“Lesotho is on a positive trajectory to achieve peace and stability,” declared the SADC’s official facilitator Cyril Ramaphosa Wednesday at the closing of a multi-stakeholder dialogue for constitutional reforms in the Mountain Kingdom.
President Ramaphosa said the progress made in achieving stability through reforms in Lesotho was testimony to the “power of negotiation.”
Ramaphosa called on leaders in Lesotho to be tolerant in order to propel the country forward.
“In pursuit of the common good and a common goal, political differences have had to be put aside, sacrifices and compromises have had to be made, and patience and tolerance has had to be observed.”
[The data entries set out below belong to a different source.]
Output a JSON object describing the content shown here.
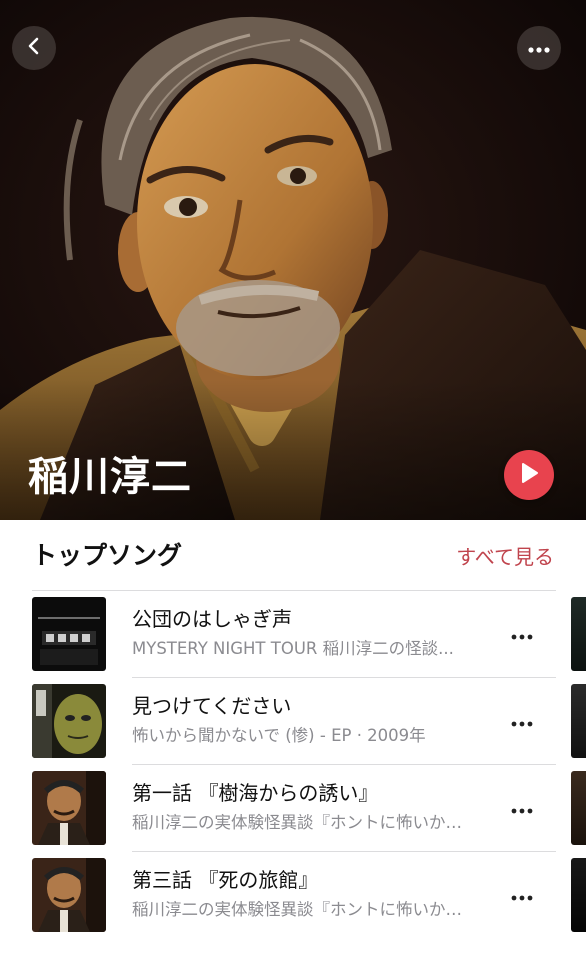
{
  "header": {
    "back_icon": "chevron-left-icon",
    "more_icon": "ellipsis-icon"
  },
  "artist": {
    "name": "稲川淳二",
    "play_icon": "play-icon"
  },
  "top_songs": {
    "title": "トップソング",
    "see_all": "すべて見る",
    "items": [
      {
        "title": "公団のはしゃぎ声",
        "subtitle": "MYSTERY NIGHT TOUR 稲川淳二の怪談...",
        "more_icon": "ellipsis-icon"
      },
      {
        "title": "見つけてください",
        "subtitle": "怖いから聞かないで (惨) - EP · 2009年",
        "more_icon": "ellipsis-icon"
      },
      {
        "title": "第一話 『樹海からの誘い』",
        "subtitle": "稲川淳二の実体験怪異談『ホントに怖いか…",
        "more_icon": "ellipsis-icon"
      },
      {
        "title": "第三話 『死の旅館』",
        "subtitle": "稲川淳二の実体験怪異談『ホントに怖いか…",
        "more_icon": "ellipsis-icon"
      }
    ]
  },
  "colors": {
    "accent": "#c0444d",
    "play_button": "#e8434e",
    "secondary_text": "#8b8b90"
  }
}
The Multistakeholder National Dialogue Plenary II marks the beginning of a new phase of the operationalization of reforms in Lesotho under the guidance of the newly established National Reforms Authority.
The reforms are expected to clarify, among others, who between the king, the prime minister and Parliament should have the power to appoint and fire army commanders which a source of major instability and upheaval in Lesotho.
In July, Ramaphosa secured a major breakthrough in Lesotho when he oversaw political party representatives sign an agreement to establish a statutory National Legislative Reform Authority to coordinate the national reforms process in the Kingdom.
The reform authority will guide the country in effecting constitutional governance, security and media reforms.
Ramaphosa welcomed the signing as an historic milestone that firmly set Lesotho on the road to reform.
Ramaphosa said Wednesday that with the conclusion of the multi-stakeholder dialogue and the establishment of a national reforms authority, Lesotho was now closer to coming off the Southern African Development Community agenda as a ‘problem.’
Ramaphosa said the people of Lesotho have been able to develop a homegrown solution to the instability that has affected the tiny kingdom.